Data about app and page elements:
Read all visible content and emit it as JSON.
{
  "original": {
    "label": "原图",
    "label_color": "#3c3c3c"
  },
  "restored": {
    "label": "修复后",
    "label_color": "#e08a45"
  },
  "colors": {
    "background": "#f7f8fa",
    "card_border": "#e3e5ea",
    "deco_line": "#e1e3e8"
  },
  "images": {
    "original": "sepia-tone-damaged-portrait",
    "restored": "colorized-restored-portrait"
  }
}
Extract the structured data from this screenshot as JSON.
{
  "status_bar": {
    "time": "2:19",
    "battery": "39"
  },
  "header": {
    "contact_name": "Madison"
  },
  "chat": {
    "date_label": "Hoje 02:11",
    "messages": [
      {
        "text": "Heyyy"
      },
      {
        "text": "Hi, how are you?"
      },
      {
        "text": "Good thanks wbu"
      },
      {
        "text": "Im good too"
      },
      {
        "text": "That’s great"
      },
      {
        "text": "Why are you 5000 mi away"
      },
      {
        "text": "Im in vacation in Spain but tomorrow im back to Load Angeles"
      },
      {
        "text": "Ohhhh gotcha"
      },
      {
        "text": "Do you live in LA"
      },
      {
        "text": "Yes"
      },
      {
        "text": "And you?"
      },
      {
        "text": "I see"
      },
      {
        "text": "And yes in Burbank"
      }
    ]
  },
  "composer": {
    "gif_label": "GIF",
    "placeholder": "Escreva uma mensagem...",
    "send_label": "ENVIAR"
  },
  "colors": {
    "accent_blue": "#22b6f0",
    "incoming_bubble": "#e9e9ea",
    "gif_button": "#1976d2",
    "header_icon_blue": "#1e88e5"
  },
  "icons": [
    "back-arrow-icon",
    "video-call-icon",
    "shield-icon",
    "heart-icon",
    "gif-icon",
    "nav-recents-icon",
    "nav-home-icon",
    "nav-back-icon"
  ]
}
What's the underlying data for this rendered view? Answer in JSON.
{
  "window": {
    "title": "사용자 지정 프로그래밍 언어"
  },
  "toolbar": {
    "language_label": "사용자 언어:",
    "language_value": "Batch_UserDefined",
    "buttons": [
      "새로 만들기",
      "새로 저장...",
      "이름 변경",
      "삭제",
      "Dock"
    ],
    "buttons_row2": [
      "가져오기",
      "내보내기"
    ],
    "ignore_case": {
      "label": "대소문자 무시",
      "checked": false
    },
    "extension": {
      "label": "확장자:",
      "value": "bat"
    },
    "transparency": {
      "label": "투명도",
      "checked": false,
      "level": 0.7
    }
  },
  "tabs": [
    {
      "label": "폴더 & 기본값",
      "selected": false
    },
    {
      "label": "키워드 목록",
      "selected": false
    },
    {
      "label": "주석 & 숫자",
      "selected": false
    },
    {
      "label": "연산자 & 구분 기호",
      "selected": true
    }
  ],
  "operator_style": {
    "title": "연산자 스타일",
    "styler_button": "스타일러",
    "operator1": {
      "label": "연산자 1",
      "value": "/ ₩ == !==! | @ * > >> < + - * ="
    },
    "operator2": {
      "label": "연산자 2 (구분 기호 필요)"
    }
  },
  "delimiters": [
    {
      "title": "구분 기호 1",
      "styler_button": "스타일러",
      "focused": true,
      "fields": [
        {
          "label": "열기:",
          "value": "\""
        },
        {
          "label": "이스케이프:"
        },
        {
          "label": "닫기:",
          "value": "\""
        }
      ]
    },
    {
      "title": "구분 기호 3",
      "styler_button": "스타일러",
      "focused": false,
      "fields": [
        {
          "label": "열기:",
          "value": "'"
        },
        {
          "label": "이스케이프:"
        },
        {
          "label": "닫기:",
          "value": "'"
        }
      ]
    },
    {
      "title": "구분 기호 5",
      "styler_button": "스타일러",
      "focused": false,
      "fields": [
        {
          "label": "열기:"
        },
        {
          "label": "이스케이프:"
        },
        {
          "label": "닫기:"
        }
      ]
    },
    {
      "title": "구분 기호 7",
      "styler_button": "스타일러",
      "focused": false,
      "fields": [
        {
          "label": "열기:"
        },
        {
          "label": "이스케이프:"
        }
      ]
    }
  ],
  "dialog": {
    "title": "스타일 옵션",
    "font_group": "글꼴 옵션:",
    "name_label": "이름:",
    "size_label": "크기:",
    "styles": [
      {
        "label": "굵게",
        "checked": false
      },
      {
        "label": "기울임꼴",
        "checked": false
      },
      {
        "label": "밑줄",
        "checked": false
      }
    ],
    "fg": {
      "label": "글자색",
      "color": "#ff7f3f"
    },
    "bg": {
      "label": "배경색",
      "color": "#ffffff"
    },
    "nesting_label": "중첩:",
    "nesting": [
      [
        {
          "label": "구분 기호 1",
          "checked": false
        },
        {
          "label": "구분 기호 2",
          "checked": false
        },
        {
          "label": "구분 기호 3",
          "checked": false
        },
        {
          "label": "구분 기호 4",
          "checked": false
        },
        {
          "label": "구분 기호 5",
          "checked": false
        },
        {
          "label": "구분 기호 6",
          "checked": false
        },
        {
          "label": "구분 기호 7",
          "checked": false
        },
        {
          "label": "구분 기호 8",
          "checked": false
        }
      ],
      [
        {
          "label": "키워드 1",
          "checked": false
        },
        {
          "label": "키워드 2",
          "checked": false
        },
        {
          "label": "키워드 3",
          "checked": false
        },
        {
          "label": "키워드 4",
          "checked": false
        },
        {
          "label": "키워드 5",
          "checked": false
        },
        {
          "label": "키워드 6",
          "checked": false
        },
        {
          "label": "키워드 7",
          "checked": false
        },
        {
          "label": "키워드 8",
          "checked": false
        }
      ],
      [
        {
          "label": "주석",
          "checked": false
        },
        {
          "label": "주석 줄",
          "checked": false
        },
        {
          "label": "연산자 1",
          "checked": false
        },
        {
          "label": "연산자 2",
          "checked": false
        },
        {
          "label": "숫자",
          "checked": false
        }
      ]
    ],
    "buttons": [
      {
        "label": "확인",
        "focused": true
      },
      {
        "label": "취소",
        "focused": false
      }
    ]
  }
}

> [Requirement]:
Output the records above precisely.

> [Response to this exercise]:
Read all visible content and emit it as JSON.
{
  "original": {
    "label": "原图",
    "label_color": "#3c3c3c"
  },
  "restored": {
    "label": "修复后",
    "label_color": "#e08a45"
  },
  "colors": {
    "background": "#f7f8fa",
    "card_border": "#e3e5ea",
    "deco_line": "#e1e3e8"
  },
  "images": {
    "original": "sepia-tone-damaged-portrait",
    "restored": "colorized-restored-portrait"
  }
}
Extract the structured data from this screenshot as JSON.
{
  "status_bar": {
    "time": "2:19",
    "battery": "39"
  },
  "header": {
    "contact_name": "Madison"
  },
  "chat": {
    "date_label": "Hoje 02:11",
    "messages": [
      {
        "text": "Heyyy"
      },
      {
        "text": "Hi, how are you?"
      },
      {
        "text": "Good thanks wbu"
      },
      {
        "text": "Im good too"
      },
      {
        "text": "That’s great"
      },
      {
        "text": "Why are you 5000 mi away"
      },
      {
        "text": "Im in vacation in Spain but tomorrow im back to Load Angeles"
      },
      {
        "text": "Ohhhh gotcha"
      },
      {
        "text": "Do you live in LA"
      },
      {
        "text": "Yes"
      },
      {
        "text": "And you?"
      },
      {
        "text": "I see"
      },
      {
        "text": "And yes in Burbank"
      }
    ]
  },
  "composer": {
    "gif_label": "GIF",
    "placeholder": "Escreva uma mensagem...",
    "send_label": "ENVIAR"
  },
  "colors": {
    "accent_blue": "#22b6f0",
    "incoming_bubble": "#e9e9ea",
    "gif_button": "#1976d2",
    "header_icon_blue": "#1e88e5"
  },
  "icons": [
    "back-arrow-icon",
    "video-call-icon",
    "shield-icon",
    "heart-icon",
    "gif-icon",
    "nav-recents-icon",
    "nav-home-icon",
    "nav-back-icon"
  ]
}
What's the underlying data for this rendered view? Answer in JSON.
{
  "window": {
    "title": "사용자 지정 프로그래밍 언어"
  },
  "toolbar": {
    "language_label": "사용자 언어:",
    "language_value": "Batch_UserDefined",
    "buttons": [
      "새로 만들기",
      "새로 저장...",
      "이름 변경",
      "삭제",
      "Dock"
    ],
    "buttons_row2": [
      "가져오기",
      "내보내기"
    ],
    "ignore_case": {
      "label": "대소문자 무시",
      "checked": false
    },
    "extension": {
      "label": "확장자:",
      "value": "bat"
    },
    "transparency": {
      "label": "투명도",
      "checked": false,
      "level": 0.7
    }
  },
  "tabs": [
    {
      "label": "폴더 & 기본값",
      "selected": false
    },
    {
      "label": "키워드 목록",
      "selected": false
    },
    {
      "label": "주석 & 숫자",
      "selected": false
    },
    {
      "label": "연산자 & 구분 기호",
      "selected": true
    }
  ],
  "operator_style": {
    "title": "연산자 스타일",
    "styler_button": "스타일러",
    "operator1": {
      "label": "연산자 1",
      "value": "/ ₩ == !==! | @ * > >> < + - * ="
    },
    "operator2": {
      "label": "연산자 2 (구분 기호 필요)"
    }
  },
  "delimiters": [
    {
      "title": "구분 기호 1",
      "styler_button": "스타일러",
      "focused": true,
      "fields": [
        {
          "label": "열기:",
          "value": "\""
        },
        {
          "label": "이스케이프:"
        },
        {
          "label": "닫기:",
          "value": "\""
        }
      ]
    },
    {
      "title": "구분 기호 3",
      "styler_button": "스타일러",
      "focused": false,
      "fields": [
        {
          "label": "열기:",
          "value": "'"
        },
        {
          "label": "이스케이프:"
        },
        {
          "label": "닫기:",
          "value": "'"
        }
      ]
    },
    {
      "title": "구분 기호 5",
      "styler_button": "스타일러",
      "focused": false,
      "fields": [
        {
          "label": "열기:"
        },
        {
          "label": "이스케이프:"
        },
        {
          "label": "닫기:"
        }
      ]
    },
    {
      "title": "구분 기호 7",
      "styler_button": "스타일러",
      "focused": false,
      "fields": [
        {
          "label": "열기:"
        },
        {
          "label": "이스케이프:"
        }
      ]
    }
  ],
  "dialog": {
    "title": "스타일 옵션",
    "font_group": "글꼴 옵션:",
    "name_label": "이름:",
    "size_label": "크기:",
    "styles": [
      {
        "label": "굵게",
        "checked": false
      },
      {
        "label": "기울임꼴",
        "checked": false
      },
      {
        "label": "밑줄",
        "checked": false
      }
    ],
    "fg": {
      "label": "글자색",
      "color": "#ff7f3f"
    },
    "bg": {
      "label": "배경색",
      "color": "#ffffff"
    },
    "nesting_label": "중첩:",
    "nesting": [
      [
        {
          "label": "구분 기호 1",
          "checked": false
        },
        {
          "label": "구분 기호 2",
          "checked": false
        },
        {
          "label": "구분 기호 3",
          "checked": false
        },
        {
          "label": "구분 기호 4",
          "checked": false
        },
        {
          "label": "구분 기호 5",
          "checked": false
        },
        {
          "label": "구분 기호 6",
          "checked": false
        },
        {
          "label": "구분 기호 7",
          "checked": false
        },
        {
          "label": "구분 기호 8",
          "checked": false
        }
      ],
      [
        {
          "label": "키워드 1",
          "checked": false
        },
        {
          "label": "키워드 2",
          "checked": false
        },
        {
          "label": "키워드 3",
          "checked": false
        },
        {
          "label": "키워드 4",
          "checked": false
        },
        {
          "label": "키워드 5",
          "checked": false
        },
        {
          "label": "키워드 6",
          "checked": false
        },
        {
          "label": "키워드 7",
          "checked": false
        },
        {
          "label": "키워드 8",
          "checked": false
        }
      ],
      [
        {
          "label": "주석",
          "checked": false
        },
        {
          "label": "주석 줄",
          "checked": false
        },
        {
          "label": "연산자 1",
          "checked": false
        },
        {
          "label": "연산자 2",
          "checked": false
        },
        {
          "label": "숫자",
          "checked": false
        }
      ]
    ],
    "buttons": [
      {
        "label": "확인",
        "focused": true
      },
      {
        "label": "취소",
        "focused": false
      }
    ]
  }
}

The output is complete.